(Data records for software interfaces)
• • • •
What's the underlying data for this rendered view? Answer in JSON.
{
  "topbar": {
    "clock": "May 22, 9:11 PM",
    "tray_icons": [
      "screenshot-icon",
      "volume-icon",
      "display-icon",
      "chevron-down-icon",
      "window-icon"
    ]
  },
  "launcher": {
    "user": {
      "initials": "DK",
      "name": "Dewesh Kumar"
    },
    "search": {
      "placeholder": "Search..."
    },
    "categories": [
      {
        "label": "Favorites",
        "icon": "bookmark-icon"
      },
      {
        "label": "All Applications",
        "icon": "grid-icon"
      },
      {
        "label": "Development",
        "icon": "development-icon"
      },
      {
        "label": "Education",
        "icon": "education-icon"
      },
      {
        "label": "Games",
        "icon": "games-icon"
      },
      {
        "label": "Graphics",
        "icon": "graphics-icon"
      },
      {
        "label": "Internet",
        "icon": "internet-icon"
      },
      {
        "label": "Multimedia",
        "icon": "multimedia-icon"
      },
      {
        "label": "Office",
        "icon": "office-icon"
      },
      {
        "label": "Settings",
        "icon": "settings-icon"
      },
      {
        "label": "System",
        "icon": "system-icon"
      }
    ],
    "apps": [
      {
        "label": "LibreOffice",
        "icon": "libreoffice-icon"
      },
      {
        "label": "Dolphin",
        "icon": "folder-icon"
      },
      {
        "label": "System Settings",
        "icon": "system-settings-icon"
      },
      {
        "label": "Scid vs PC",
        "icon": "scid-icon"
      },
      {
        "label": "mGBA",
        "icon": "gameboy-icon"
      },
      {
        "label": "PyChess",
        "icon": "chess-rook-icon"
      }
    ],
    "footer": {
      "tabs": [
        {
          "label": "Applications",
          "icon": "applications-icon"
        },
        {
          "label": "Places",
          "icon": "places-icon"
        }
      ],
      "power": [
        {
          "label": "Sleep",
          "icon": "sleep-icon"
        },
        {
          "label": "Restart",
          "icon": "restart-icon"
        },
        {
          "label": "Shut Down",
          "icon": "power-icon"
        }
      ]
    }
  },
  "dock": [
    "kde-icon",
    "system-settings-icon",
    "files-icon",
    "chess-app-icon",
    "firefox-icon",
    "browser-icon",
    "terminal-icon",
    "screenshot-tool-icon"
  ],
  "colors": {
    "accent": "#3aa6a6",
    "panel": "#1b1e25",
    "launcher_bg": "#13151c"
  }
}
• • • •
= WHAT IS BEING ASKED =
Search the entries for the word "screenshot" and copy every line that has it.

= SOLVED EXERCISE =
      "screenshot-icon",
    "screenshot-tool-icon"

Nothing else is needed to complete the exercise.